“We left Kitzingen around 9:00 am and maintained approx 220mph on our flight to Ebensee. The later portion of the flight through the Austrian Alps was uncommonly beautiful. As we approached Ebensee, I noticed a few tall stacks within the town. These stacks and the fact Henry (Mohr) elected to fly lower than the rest of the flight made ‘buzzing’ the town at very low altitude unsafe – so we maintained a couple of hundred feet until over the lake. After crossing the shoreline and moving out over the lake we, as had been planned, broke formation, fanned out then dropped down to within a few feet of the water. A small sailboat was in view a bit to the right of my intended flight path. The boats occupants apparently thought they were about to be run over and proceeded to jump overboard. It was, at the time, somewhat comical. I then saw out the corner of my eye a commotion to my right so I pulled up a little and looked over. I saw Mohr’s aircraft bounce up from the water and come down again, hit the water and begin to sink. We circled the crash site and saw Mohr thrashing about in the water and watched the plane sink out of sight. We headed home to Kitzingen and reported the crash at the debriefing”.
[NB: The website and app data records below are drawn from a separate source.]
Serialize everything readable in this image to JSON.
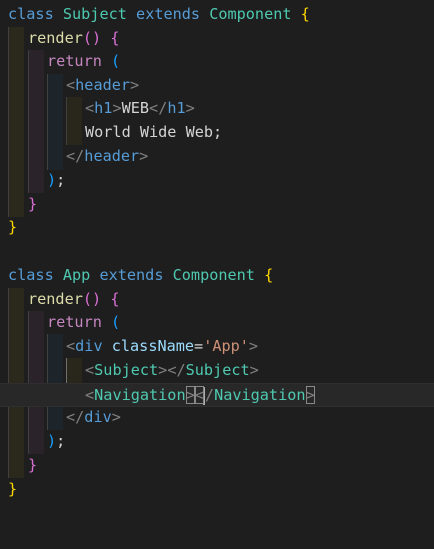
{
  "editor": {
    "block1": {
      "l1_class": "class",
      "l1_name": "Subject",
      "l1_extends": "extends",
      "l1_base": "Component",
      "l1_brace": "{",
      "l2_method": "render",
      "l2_parens": "()",
      "l2_brace": "{",
      "l3_return": "return",
      "l3_paren": "(",
      "l4_open": "<",
      "l4_tag": "header",
      "l4_close": ">",
      "l5_open": "<",
      "l5_tag": "h1",
      "l5_close": ">",
      "l5_text": "WEB",
      "l5_open2": "</",
      "l5_tag2": "h1",
      "l5_close2": ">",
      "l6_text": "World Wide Web;",
      "l7_open": "</",
      "l7_tag": "header",
      "l7_close": ">",
      "l8_paren": ")",
      "l8_semi": ";",
      "l9_brace": "}",
      "l10_brace": "}"
    },
    "block2": {
      "l1_class": "class",
      "l1_name": "App",
      "l1_extends": "extends",
      "l1_base": "Component",
      "l1_brace": "{",
      "l2_method": "render",
      "l2_parens": "()",
      "l2_brace": "{",
      "l3_return": "return",
      "l3_paren": "(",
      "l4_open": "<",
      "l4_tag": "div",
      "l4_attr": "className",
      "l4_eq": "=",
      "l4_value": "'App'",
      "l4_close": ">",
      "l5_open": "<",
      "l5_tag": "Subject",
      "l5_close": ">",
      "l5_open2": "</",
      "l5_tag2": "Subject",
      "l5_close2": ">",
      "l6_open": "<",
      "l6_tag": "Navigation",
      "l6_close": ">",
      "l6_open2": "<",
      "l6_slash": "/",
      "l6_tag2": "Navigation",
      "l6_close2": ">",
      "l7_open": "</",
      "l7_tag": "div",
      "l7_close": ">",
      "l8_paren": ")",
      "l8_semi": ";",
      "l9_brace": "}",
      "l10_brace": "}"
    }
  },
  "colors": {
    "background": "#1e1e1e",
    "keyword": "#569cd6",
    "control": "#c586c0",
    "class_name": "#4ec9b0",
    "function": "#dcdcaa",
    "bracket_level1": "#ffd700",
    "bracket_level2": "#da70d6",
    "bracket_level3": "#179fff",
    "tag_punctuation": "#808080",
    "attribute": "#9cdcfe",
    "string": "#ce9178",
    "text": "#d4d4d4"
  }
}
It seems Yellow 2 had to go wide to miss a chimneystack over the town of Ebensee.  With the other three heading across the lake, Mohr was trying to catch up and return to his position when disaster struck. Flying at 230mph, the propeller touched the water and was wrecked. The P47 hit the water in a cloud of steam and spray, becoming airborne again before coming down onto the lake surface. There was little time for ‘29150 to float, she was already on her way down as Mohr was trying to get out. In the water, he did not have a Mae West or a dinghy but the parachute pack initially kept him afloat. Gradually this became waterlogged and he began struggling to stay afloat.
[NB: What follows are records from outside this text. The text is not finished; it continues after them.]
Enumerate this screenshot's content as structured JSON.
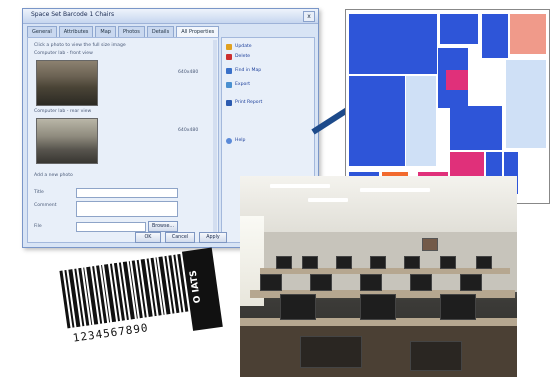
{
  "dialog": {
    "title": "Space Set Barcode 1 Chairs",
    "close_label": "x",
    "tabs": [
      "General",
      "Attributes",
      "Map",
      "Photos",
      "Details",
      "All Properties"
    ],
    "active_tab": 5,
    "info_lines": [
      "Click a photo to view the full size image"
    ],
    "photo_caption_1": "Computer lab - front view",
    "photo_caption_2": "Computer lab - rear view",
    "photo_size_1": "640x480",
    "photo_size_2": "640x480",
    "form_title": "Add a new photo",
    "form_labels": [
      "Title",
      "Comment",
      "File"
    ],
    "browse_label": "Browse...",
    "buttons": [
      "OK",
      "Cancel",
      "Apply"
    ],
    "right_links": [
      "Update",
      "Delete",
      "Find in Map",
      "Export",
      "Print Report",
      "Help"
    ]
  },
  "barcode": {
    "digits": "1234567890",
    "tag_text": "O IATS"
  },
  "colors": {
    "accent_blue": "#2e55d8",
    "accent_pink": "#e0307a",
    "dialog_bg": "#d8e4f5",
    "arrow": "#1d4a8a"
  },
  "icons": [
    "close-icon",
    "update-icon",
    "delete-icon",
    "map-icon",
    "export-icon",
    "print-icon",
    "help-icon",
    "arrow-icon"
  ]
}
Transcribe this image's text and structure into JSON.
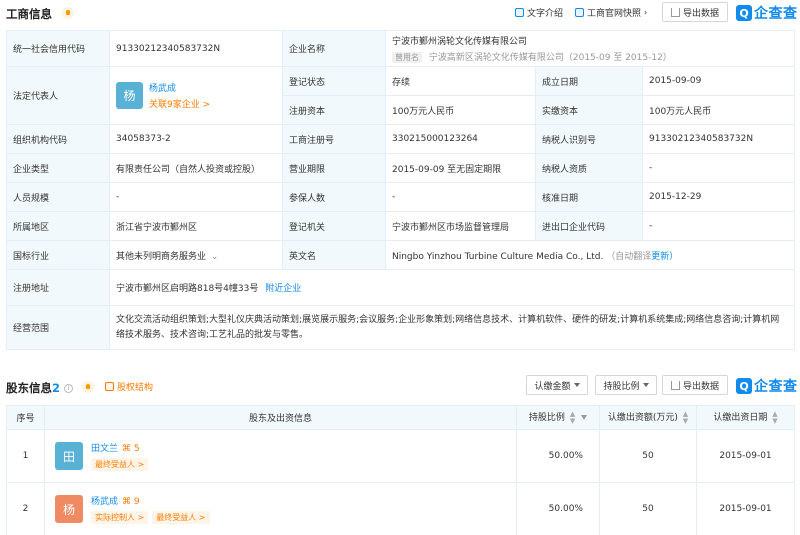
{
  "business": {
    "title": "工商信息",
    "text_intro": "文字介绍",
    "official_snapshot": "工商官网快照",
    "export": "导出数据",
    "logo_text": "企查查",
    "logo_mark": "Q",
    "rows": {
      "credit_code_label": "统一社会信用代码",
      "credit_code": "91330212340583732N",
      "company_name_label": "企业名称",
      "company_name": "宁波市鄞州涡轮文化传媒有限公司",
      "former_tag": "曾用名",
      "former_name": "宁波高新区涡轮文化传媒有限公司（2015-09 至 2015-12）",
      "legal_rep_label": "法定代表人",
      "legal_rep_avatar": "杨",
      "legal_rep_name": "杨武成",
      "legal_rep_related": "关联9家企业 >",
      "reg_status_label": "登记状态",
      "reg_status": "存续",
      "est_date_label": "成立日期",
      "est_date": "2015-09-09",
      "reg_capital_label": "注册资本",
      "reg_capital": "100万元人民币",
      "paid_capital_label": "实缴资本",
      "paid_capital": "100万元人民币",
      "org_code_label": "组织机构代码",
      "org_code": "34058373-2",
      "reg_no_label": "工商注册号",
      "reg_no": "330215000123264",
      "taxpayer_id_label": "纳税人识别号",
      "taxpayer_id": "91330212340583732N",
      "ent_type_label": "企业类型",
      "ent_type": "有限责任公司（自然人投资或控股）",
      "biz_term_label": "营业期限",
      "biz_term": "2015-09-09 至无固定期限",
      "taxpayer_qual_label": "纳税人资质",
      "taxpayer_qual": "-",
      "staff_label": "人员规模",
      "staff": "-",
      "insured_label": "参保人数",
      "insured": "-",
      "approve_date_label": "核准日期",
      "approve_date": "2015-12-29",
      "region_label": "所属地区",
      "region": "浙江省宁波市鄞州区",
      "authority_label": "登记机关",
      "authority": "宁波市鄞州区市场监督管理局",
      "ie_code_label": "进出口企业代码",
      "ie_code": "-",
      "industry_label": "国标行业",
      "industry": "其他未列明商务服务业",
      "en_name_label": "英文名",
      "en_name": "Ningbo Yinzhou Turbine Culture Media Co., Ltd.",
      "en_auto": "（自动翻译",
      "en_update": "更新）",
      "address_label": "注册地址",
      "address": "宁波市鄞州区启明路818号4幢33号",
      "nearby": "附近企业",
      "scope_label": "经营范围",
      "scope": "文化交流活动组织策划;大型礼仪庆典活动策划;展览展示服务;会议服务;企业形象策划;网络信息技术、计算机软件、硬件的研发;计算机系统集成;网络信息咨询;计算机网络技术服务、技术咨询;工艺礼品的批发与零售。"
    }
  },
  "shareholders": {
    "title": "股东信息",
    "count": "2",
    "equity_link": "股权结构",
    "filter_amount": "认缴金额",
    "filter_ratio": "持股比例",
    "export": "导出数据",
    "logo_text": "企查查",
    "logo_mark": "Q",
    "headers": {
      "seq": "序号",
      "info": "股东及出资信息",
      "ratio": "持股比例",
      "amount": "认缴出资额(万元)",
      "date": "认缴出资日期"
    },
    "rows": [
      {
        "seq": "1",
        "avatar": "田",
        "avatar_color": "#5ab1d6",
        "name": "田文兰",
        "related": "5",
        "tags": [
          "最终受益人 >"
        ],
        "ratio": "50.00%",
        "amount": "50",
        "date": "2015-09-01"
      },
      {
        "seq": "2",
        "avatar": "杨",
        "avatar_color": "#ef8a63",
        "name": "杨武成",
        "related": "9",
        "tags": [
          "实际控制人 >",
          "最终受益人 >"
        ],
        "ratio": "50.00%",
        "amount": "50",
        "date": "2015-09-01"
      }
    ]
  },
  "colors": {
    "accent": "#128bed",
    "orange": "#ff7a00",
    "label_bg": "#f2f9fc"
  }
}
Two girls broke into a boat shed and procured a rowing boat and proceeded to row to the crash site. A boy in another boat followed. By this time Mohr was at the point of drowning, his parachute pack had sunk and he was going under with it. At the same time his young rescuers arrived and thrust an oar into the water, which Mohr immediately clung to before losing consciousness. It is not clear whether the three pulled him into the boat or held him on the side, but Mohr remained unconscious. On the shore we was taken to a German hospital where he became the last MIA of the 9AF, at least for a few hours. He was liberated later and sent to an American military hospital as the war in Europe ended.


‘29150 became the last P47 combat mission loss in the ETO and this ironically led to its survival. During the summer of 1945, a large part of the surviving P47’s were unceremoniously scrapped, although the surviving nineteen P47’s from the 511FS were flown to an airfield near Paris and delivered to the French. Its loss on 8 May has meant ‘29150 is undoubtedly one of the most historic P47’s in existence.